Exercise brief: Each line of the records below that holds "stats" should be copied out.

Interface dataset entries:
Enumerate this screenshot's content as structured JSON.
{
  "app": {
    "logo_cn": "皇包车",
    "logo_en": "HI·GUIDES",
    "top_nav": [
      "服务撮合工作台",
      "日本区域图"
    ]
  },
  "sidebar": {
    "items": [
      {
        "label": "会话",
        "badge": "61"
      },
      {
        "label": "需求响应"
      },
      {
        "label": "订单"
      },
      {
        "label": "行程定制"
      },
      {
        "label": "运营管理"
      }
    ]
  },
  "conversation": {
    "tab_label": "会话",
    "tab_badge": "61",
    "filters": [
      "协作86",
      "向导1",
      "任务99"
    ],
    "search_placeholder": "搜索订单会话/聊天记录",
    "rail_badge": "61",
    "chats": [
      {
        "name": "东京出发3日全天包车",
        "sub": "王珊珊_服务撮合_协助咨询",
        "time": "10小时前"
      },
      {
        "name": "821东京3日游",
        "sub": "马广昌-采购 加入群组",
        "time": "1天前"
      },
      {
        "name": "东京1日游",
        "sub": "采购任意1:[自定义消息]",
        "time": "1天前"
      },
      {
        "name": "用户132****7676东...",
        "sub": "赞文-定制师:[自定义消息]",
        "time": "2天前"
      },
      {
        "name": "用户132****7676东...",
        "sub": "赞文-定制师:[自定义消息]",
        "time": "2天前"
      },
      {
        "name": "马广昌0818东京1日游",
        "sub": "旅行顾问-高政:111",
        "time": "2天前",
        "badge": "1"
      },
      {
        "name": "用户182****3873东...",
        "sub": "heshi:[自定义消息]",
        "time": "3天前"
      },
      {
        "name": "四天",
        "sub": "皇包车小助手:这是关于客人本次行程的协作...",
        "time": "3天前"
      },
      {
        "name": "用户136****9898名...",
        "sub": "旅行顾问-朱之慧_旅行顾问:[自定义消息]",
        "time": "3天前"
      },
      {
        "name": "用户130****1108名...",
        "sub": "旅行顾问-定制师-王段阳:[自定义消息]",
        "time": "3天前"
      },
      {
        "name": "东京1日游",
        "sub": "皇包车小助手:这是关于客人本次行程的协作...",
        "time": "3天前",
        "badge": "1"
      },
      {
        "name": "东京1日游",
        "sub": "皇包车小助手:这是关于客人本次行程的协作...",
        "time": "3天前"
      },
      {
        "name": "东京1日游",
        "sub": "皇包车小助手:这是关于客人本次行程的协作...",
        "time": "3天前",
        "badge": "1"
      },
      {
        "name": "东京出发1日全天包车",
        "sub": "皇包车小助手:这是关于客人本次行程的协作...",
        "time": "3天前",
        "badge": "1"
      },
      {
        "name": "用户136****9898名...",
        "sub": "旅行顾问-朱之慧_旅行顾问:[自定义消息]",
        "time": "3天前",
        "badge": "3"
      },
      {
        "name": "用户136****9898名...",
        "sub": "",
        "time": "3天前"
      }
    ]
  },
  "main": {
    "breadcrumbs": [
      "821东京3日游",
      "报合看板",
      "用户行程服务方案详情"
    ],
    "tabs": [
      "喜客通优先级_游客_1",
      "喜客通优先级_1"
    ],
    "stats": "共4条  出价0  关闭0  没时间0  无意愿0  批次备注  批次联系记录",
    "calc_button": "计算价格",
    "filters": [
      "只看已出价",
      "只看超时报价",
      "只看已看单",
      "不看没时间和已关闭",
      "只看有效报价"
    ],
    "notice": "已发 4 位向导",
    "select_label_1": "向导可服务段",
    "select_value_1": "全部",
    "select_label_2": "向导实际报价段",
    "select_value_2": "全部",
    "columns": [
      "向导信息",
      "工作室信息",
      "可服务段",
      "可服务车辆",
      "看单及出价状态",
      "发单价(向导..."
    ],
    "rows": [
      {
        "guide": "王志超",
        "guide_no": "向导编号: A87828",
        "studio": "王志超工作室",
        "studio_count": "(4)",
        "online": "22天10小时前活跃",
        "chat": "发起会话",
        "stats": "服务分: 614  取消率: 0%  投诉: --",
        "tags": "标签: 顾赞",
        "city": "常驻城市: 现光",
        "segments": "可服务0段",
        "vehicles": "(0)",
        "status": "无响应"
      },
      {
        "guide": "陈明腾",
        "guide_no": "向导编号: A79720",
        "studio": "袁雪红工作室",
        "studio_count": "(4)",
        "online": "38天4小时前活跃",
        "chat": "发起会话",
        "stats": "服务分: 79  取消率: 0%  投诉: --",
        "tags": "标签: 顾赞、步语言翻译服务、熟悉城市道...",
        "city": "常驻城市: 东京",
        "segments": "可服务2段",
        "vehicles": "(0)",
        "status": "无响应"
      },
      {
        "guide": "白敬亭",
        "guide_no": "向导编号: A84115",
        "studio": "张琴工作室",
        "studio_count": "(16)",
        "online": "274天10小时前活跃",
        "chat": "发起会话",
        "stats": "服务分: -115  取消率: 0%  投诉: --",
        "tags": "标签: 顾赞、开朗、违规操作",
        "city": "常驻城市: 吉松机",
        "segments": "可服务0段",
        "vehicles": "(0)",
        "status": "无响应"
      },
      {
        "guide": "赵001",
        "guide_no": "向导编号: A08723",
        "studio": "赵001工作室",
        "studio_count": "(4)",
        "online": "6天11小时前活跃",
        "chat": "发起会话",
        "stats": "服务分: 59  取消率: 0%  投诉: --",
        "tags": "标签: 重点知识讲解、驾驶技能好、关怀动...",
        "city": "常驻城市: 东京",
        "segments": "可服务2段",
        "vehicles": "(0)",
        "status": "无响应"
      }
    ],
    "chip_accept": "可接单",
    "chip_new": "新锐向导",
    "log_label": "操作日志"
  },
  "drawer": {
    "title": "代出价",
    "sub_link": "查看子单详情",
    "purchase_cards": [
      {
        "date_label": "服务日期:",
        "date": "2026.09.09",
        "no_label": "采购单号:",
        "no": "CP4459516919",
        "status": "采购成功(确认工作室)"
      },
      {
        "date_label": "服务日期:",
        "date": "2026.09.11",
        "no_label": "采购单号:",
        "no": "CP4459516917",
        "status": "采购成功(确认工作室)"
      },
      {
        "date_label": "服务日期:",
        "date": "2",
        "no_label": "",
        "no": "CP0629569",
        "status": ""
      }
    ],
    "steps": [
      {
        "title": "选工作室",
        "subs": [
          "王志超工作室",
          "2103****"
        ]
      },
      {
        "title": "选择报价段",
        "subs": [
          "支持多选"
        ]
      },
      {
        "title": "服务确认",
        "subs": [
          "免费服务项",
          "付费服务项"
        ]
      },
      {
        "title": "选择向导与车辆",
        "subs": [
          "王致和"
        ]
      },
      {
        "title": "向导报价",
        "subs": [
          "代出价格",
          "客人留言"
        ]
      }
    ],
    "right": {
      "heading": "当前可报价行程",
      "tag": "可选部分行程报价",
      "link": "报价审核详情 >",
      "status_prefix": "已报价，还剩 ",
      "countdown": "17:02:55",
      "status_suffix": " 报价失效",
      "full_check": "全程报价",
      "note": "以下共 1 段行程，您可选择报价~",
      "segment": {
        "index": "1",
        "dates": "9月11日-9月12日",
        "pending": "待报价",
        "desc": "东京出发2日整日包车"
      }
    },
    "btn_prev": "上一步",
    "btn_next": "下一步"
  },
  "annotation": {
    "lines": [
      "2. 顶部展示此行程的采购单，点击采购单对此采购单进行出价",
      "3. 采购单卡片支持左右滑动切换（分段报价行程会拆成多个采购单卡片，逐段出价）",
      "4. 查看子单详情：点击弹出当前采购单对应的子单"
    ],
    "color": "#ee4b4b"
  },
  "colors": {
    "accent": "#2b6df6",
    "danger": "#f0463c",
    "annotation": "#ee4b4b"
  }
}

Task result:
    "stats": "共4条  出价0  关闭0  没时间0  无意愿0  批次备注  批次联系记录",
        "stats": "服务分: 614  取消率: 0%  投诉: --",
        "stats": "服务分: 79  取消率: 0%  投诉: --",
        "stats": "服务分: -115  取消率: 0%  投诉: --",
        "stats": "服务分: 59  取消率: 0%  投诉: --",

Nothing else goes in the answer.